BEGIN

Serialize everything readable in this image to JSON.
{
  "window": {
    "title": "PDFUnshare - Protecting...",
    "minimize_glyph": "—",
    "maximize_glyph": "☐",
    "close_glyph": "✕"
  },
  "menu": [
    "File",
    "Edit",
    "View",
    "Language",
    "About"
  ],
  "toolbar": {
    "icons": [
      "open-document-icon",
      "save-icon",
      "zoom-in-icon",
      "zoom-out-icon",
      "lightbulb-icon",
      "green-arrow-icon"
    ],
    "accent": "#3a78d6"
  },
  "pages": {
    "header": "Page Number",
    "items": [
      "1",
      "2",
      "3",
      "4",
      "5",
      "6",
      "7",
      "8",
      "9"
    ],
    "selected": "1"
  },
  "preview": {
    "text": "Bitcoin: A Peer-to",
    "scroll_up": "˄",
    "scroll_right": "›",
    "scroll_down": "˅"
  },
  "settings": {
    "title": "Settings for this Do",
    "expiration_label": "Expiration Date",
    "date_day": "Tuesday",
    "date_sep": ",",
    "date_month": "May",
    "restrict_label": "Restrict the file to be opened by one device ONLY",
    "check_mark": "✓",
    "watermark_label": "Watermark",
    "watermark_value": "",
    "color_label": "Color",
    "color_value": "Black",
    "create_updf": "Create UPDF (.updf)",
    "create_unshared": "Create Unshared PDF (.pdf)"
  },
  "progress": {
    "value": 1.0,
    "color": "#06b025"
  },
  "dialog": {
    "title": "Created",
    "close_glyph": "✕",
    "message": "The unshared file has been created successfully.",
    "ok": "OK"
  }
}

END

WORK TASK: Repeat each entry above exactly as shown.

TASK ANSWER:
Serialize everything readable in this image to JSON.
{
  "window": {
    "title": "PDFUnshare - Protecting...",
    "minimize_glyph": "—",
    "maximize_glyph": "☐",
    "close_glyph": "✕"
  },
  "menu": [
    "File",
    "Edit",
    "View",
    "Language",
    "About"
  ],
  "toolbar": {
    "icons": [
      "open-document-icon",
      "save-icon",
      "zoom-in-icon",
      "zoom-out-icon",
      "lightbulb-icon",
      "green-arrow-icon"
    ],
    "accent": "#3a78d6"
  },
  "pages": {
    "header": "Page Number",
    "items": [
      "1",
      "2",
      "3",
      "4",
      "5",
      "6",
      "7",
      "8",
      "9"
    ],
    "selected": "1"
  },
  "preview": {
    "text": "Bitcoin: A Peer-to",
    "scroll_up": "˄",
    "scroll_right": "›",
    "scroll_down": "˅"
  },
  "settings": {
    "title": "Settings for this Do",
    "expiration_label": "Expiration Date",
    "date_day": "Tuesday",
    "date_sep": ",",
    "date_month": "May",
    "restrict_label": "Restrict the file to be opened by one device ONLY",
    "check_mark": "✓",
    "watermark_label": "Watermark",
    "watermark_value": "",
    "color_label": "Color",
    "color_value": "Black",
    "create_updf": "Create UPDF (.updf)",
    "create_unshared": "Create Unshared PDF (.pdf)"
  },
  "progress": {
    "value": 1.0,
    "color": "#06b025"
  },
  "dialog": {
    "title": "Created",
    "close_glyph": "✕",
    "message": "The unshared file has been created successfully.",
    "ok": "OK"
  }
}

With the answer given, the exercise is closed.